While mainstream package summer holidays from Britain continue to suffer from bookings below tour operators' worst expectations, the cruise business last year expanded by more than 25 per cent in passenger numbers to over 350,000. One reason is the entry of Airtours to the market, bringing low- price, high-volume expertise to a sector which had previously been the preserve of the wealthy.

Lancashire-based Airtours began cruises in the Mediterranean a year ago. Despite some initial hiccups such as the on-board beer running dry, its operation has been a success. Those Airtours passengers visiting the Canaries and Morocco over Easter have paid pounds 479 each, compared with pounds 21,500 for a world cruise on Royal Viking Sun. A much larger company, the US-based Carnival Cruise Line, has now taken a substantial holding in Airtours.

Britain's biggest tour operator, Thomson, is about to enter the cruise market with a programme mirroring Airtours' approach in Europe.
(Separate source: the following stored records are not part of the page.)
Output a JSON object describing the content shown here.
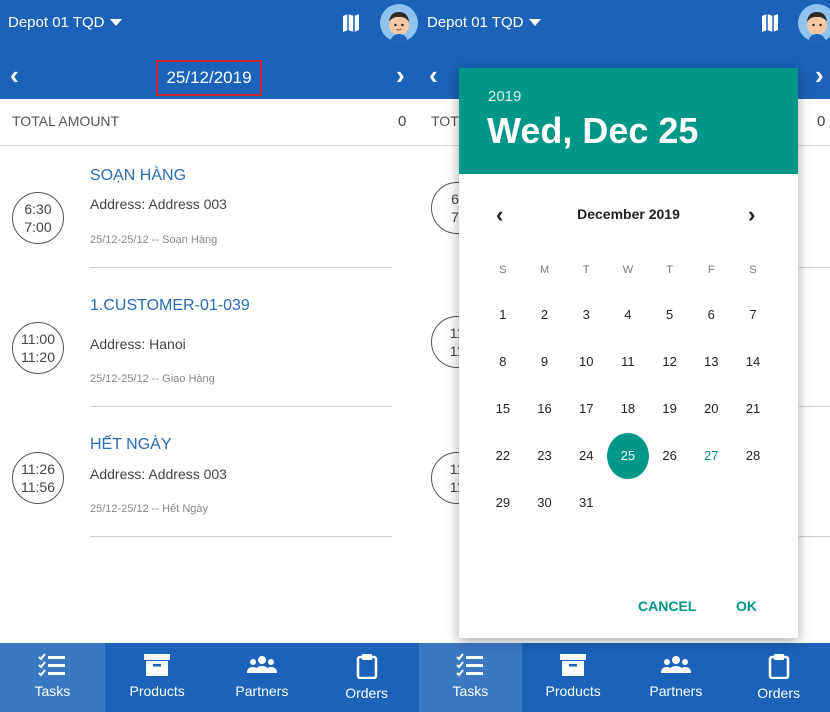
{
  "left": {
    "depot": "Depot 01 TQD",
    "date": "25/12/2019",
    "total_label": "TOTAL AMOUNT",
    "total_value": "0",
    "tasks": [
      {
        "time_start": "6:30",
        "time_end": "7:00",
        "name": "SOẠN HÀNG",
        "address": "Address: Address 003",
        "meta": "25/12-25/12 -- Soạn Hàng"
      },
      {
        "time_start": "11:00",
        "time_end": "11:20",
        "name": "1.CUSTOMER-01-039",
        "address": "Address: Hanoi",
        "meta": "25/12-25/12 -- Giao Hàng"
      },
      {
        "time_start": "11:26",
        "time_end": "11:56",
        "name": "HẾT NGÀY",
        "address": "Address: Address 003",
        "meta": "25/12-25/12 -- Hết Ngày"
      }
    ]
  },
  "right": {
    "depot": "Depot 01 TQD",
    "total_label_partial": "TOT",
    "total_value": "0",
    "bg_clock_fragments": [
      "6:",
      "7:",
      "11",
      "11",
      "11",
      "11"
    ]
  },
  "nav": [
    {
      "label": "Tasks",
      "icon": "tasks-icon",
      "active": true
    },
    {
      "label": "Products",
      "icon": "box-icon",
      "active": false
    },
    {
      "label": "Partners",
      "icon": "people-icon",
      "active": false
    },
    {
      "label": "Orders",
      "icon": "clipboard-icon",
      "active": false
    }
  ],
  "datepicker": {
    "year": "2019",
    "selected_label": "Wed, Dec 25",
    "month_label": "December 2019",
    "weekdays": [
      "S",
      "M",
      "T",
      "W",
      "T",
      "F",
      "S"
    ],
    "weeks": [
      [
        "1",
        "2",
        "3",
        "4",
        "5",
        "6",
        "7"
      ],
      [
        "8",
        "9",
        "10",
        "11",
        "12",
        "13",
        "14"
      ],
      [
        "15",
        "16",
        "17",
        "18",
        "19",
        "20",
        "21"
      ],
      [
        "22",
        "23",
        "24",
        "25",
        "26",
        "27",
        "28"
      ],
      [
        "29",
        "30",
        "31",
        "",
        "",
        "",
        ""
      ]
    ],
    "selected_day": "25",
    "today_day": "27",
    "cancel_label": "CANCEL",
    "ok_label": "OK"
  },
  "colors": {
    "primary": "#1a63b8",
    "accent": "#009688",
    "date_highlight_border": "#d0202a",
    "task_title": "#2a6bb5"
  }
}
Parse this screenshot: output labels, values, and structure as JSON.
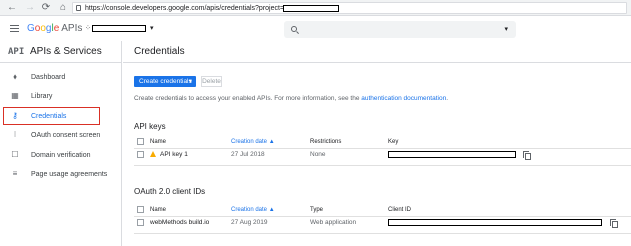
{
  "browser": {
    "back": "←",
    "forward": "→",
    "reload": "⟳",
    "home": "⌂",
    "url": "https://console.developers.google.com/apis/credentials?project="
  },
  "header": {
    "logo_letters": [
      "G",
      "o",
      "o",
      "g",
      "l",
      "e"
    ],
    "logo_suffix": "APIs",
    "project_dots": "⁘",
    "caret": "▾"
  },
  "sidebar": {
    "badge": "API",
    "title": "APIs & Services",
    "items": [
      {
        "label": "Dashboard",
        "icon": "⬧"
      },
      {
        "label": "Library",
        "icon": "▦"
      },
      {
        "label": "Credentials",
        "icon": "⚷"
      },
      {
        "label": "OAuth consent screen",
        "icon": "⁝"
      },
      {
        "label": "Domain verification",
        "icon": "☐"
      },
      {
        "label": "Page usage agreements",
        "icon": "≡"
      }
    ]
  },
  "main": {
    "title": "Credentials",
    "create_label": "Create credentials",
    "create_caret": "▾",
    "delete_label": "Delete",
    "hint_text": "Create credentials to access your enabled APIs. For more information, see the ",
    "hint_link": "authentication documentation",
    "hint_end": "."
  },
  "api_keys": {
    "title": "API keys",
    "columns": {
      "name": "Name",
      "date": "Creation date",
      "sort_arrow": "▲",
      "restrictions": "Restrictions",
      "key": "Key"
    },
    "rows": [
      {
        "name": "API key 1",
        "date": "27 Jul 2018",
        "restrictions": "None"
      }
    ]
  },
  "oauth": {
    "title": "OAuth 2.0 client IDs",
    "columns": {
      "name": "Name",
      "date": "Creation date",
      "sort_arrow": "▲",
      "type": "Type",
      "client_id": "Client ID"
    },
    "rows": [
      {
        "name": "webMethods build.io",
        "date": "27 Aug 2019",
        "type": "Web application"
      }
    ]
  },
  "colors": {
    "accent": "#1a73e8",
    "highlight_box": "#d93025",
    "warning": "#f9ab00"
  }
}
The Disney Corporation has moved in too.

It is currently building two mega-liners in Italy, which will be based in Florida. British holidaymakers are to be offered "stay and cruise" holidays split between Walt Disney World and a Caribbean voyage.

The more established shipping lines say they welcome the new entrants, since awareness of cruising is stimulated. Both P&O Cruises and Fred Olsen Line report strong sales. It is against this background that Cunard last year lost pounds 16.4m.